Wiltschko R, Wiltschko W. Sensing Magnetic Directions in Birds: Radical Pair Processes Involving Cryptochrome. Biosensors. 2014; 4(3):221-242.Chicago/Turabian Style

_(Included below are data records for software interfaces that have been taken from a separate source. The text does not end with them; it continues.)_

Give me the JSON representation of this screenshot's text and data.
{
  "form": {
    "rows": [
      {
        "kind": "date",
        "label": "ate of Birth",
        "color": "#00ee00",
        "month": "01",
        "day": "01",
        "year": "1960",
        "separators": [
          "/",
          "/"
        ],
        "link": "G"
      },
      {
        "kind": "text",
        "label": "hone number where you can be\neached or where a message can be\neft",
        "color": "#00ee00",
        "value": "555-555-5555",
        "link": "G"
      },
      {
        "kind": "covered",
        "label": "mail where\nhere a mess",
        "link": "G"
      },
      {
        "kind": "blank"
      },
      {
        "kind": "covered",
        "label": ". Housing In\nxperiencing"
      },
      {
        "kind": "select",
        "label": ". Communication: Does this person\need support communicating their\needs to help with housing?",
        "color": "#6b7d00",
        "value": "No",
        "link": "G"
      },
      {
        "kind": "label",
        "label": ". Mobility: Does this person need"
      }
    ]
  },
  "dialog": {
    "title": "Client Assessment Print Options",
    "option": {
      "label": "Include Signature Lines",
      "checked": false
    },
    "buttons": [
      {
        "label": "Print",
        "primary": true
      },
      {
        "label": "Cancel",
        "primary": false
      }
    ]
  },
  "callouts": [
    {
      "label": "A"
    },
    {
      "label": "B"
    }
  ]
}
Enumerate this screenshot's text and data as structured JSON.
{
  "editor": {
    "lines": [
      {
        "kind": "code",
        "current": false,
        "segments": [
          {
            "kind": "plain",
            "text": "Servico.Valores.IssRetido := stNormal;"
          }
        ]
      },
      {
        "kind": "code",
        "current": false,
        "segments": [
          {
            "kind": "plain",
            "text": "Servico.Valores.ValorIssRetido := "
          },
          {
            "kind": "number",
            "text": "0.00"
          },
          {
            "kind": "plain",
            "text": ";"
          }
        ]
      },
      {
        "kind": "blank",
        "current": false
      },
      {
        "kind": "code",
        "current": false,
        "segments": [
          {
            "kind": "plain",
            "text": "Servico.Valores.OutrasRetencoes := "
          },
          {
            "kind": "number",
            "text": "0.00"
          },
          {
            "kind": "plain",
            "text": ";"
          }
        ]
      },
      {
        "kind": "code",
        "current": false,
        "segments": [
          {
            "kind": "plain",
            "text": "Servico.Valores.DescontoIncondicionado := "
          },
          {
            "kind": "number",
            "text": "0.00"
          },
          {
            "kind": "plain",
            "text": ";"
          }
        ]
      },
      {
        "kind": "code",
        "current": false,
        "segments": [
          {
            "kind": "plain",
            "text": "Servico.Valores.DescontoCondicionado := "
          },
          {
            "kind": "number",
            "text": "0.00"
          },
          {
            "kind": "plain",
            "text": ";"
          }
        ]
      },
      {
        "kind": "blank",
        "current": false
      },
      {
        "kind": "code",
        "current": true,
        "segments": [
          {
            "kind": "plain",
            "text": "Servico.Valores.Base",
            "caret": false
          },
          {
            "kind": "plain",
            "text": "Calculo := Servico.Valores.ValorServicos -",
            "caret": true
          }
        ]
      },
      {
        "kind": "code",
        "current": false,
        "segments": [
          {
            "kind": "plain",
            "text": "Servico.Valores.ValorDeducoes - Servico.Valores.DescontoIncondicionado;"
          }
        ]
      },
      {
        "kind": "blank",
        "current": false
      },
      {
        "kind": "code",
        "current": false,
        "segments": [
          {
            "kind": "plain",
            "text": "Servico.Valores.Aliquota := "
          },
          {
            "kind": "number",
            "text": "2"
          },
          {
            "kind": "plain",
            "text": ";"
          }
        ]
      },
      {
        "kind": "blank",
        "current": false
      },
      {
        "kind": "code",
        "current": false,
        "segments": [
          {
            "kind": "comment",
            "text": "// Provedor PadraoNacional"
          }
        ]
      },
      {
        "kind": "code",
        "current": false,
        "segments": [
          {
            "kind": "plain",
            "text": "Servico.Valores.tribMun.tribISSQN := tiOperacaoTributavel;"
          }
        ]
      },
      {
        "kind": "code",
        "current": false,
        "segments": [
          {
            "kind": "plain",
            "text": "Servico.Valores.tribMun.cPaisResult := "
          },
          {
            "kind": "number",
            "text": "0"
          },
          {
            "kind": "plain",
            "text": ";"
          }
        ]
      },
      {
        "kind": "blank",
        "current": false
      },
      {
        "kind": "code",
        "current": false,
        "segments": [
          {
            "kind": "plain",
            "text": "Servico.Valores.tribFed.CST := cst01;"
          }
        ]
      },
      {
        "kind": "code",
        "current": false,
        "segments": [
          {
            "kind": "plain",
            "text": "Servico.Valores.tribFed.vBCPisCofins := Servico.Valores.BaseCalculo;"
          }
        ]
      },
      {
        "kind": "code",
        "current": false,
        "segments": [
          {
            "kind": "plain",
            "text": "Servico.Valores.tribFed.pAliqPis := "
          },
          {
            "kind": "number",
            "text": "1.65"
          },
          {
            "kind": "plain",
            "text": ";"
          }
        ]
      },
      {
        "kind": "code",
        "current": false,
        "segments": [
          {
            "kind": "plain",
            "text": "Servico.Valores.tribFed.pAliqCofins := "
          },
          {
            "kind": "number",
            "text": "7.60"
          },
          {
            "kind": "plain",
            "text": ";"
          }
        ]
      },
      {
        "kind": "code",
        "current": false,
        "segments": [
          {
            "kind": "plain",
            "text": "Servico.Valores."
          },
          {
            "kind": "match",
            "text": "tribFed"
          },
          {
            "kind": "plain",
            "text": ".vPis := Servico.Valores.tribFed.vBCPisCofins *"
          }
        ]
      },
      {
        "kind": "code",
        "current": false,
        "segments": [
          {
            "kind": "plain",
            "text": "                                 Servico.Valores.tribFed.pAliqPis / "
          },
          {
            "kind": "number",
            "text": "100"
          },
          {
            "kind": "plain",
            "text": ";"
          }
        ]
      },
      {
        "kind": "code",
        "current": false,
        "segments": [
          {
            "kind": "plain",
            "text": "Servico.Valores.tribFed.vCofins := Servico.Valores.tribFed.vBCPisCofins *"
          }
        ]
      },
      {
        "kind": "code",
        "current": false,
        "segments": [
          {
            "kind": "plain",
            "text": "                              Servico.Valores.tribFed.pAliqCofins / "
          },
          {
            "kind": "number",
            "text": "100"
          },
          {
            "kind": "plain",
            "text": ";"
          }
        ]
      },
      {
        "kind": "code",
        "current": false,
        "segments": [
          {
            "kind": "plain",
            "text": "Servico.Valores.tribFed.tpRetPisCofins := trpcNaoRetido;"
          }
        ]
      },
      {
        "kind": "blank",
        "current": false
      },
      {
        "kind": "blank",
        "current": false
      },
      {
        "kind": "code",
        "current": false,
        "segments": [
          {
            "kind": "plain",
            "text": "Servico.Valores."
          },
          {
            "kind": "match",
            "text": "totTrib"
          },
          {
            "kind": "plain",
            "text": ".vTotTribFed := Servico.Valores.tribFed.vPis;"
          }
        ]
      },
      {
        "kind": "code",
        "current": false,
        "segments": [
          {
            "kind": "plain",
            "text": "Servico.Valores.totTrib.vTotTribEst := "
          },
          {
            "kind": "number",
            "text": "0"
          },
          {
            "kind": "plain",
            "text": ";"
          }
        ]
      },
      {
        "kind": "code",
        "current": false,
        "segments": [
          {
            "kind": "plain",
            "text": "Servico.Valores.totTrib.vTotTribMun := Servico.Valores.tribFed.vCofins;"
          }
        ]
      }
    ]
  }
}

Wiltschko, Roswitha; Wiltschko, Wolfgang. 2014. "Sensing Magnetic Directions in Birds: Radical Pair Processes Involving Cryptochrome." Biosensors 4, no. 3: 221-242.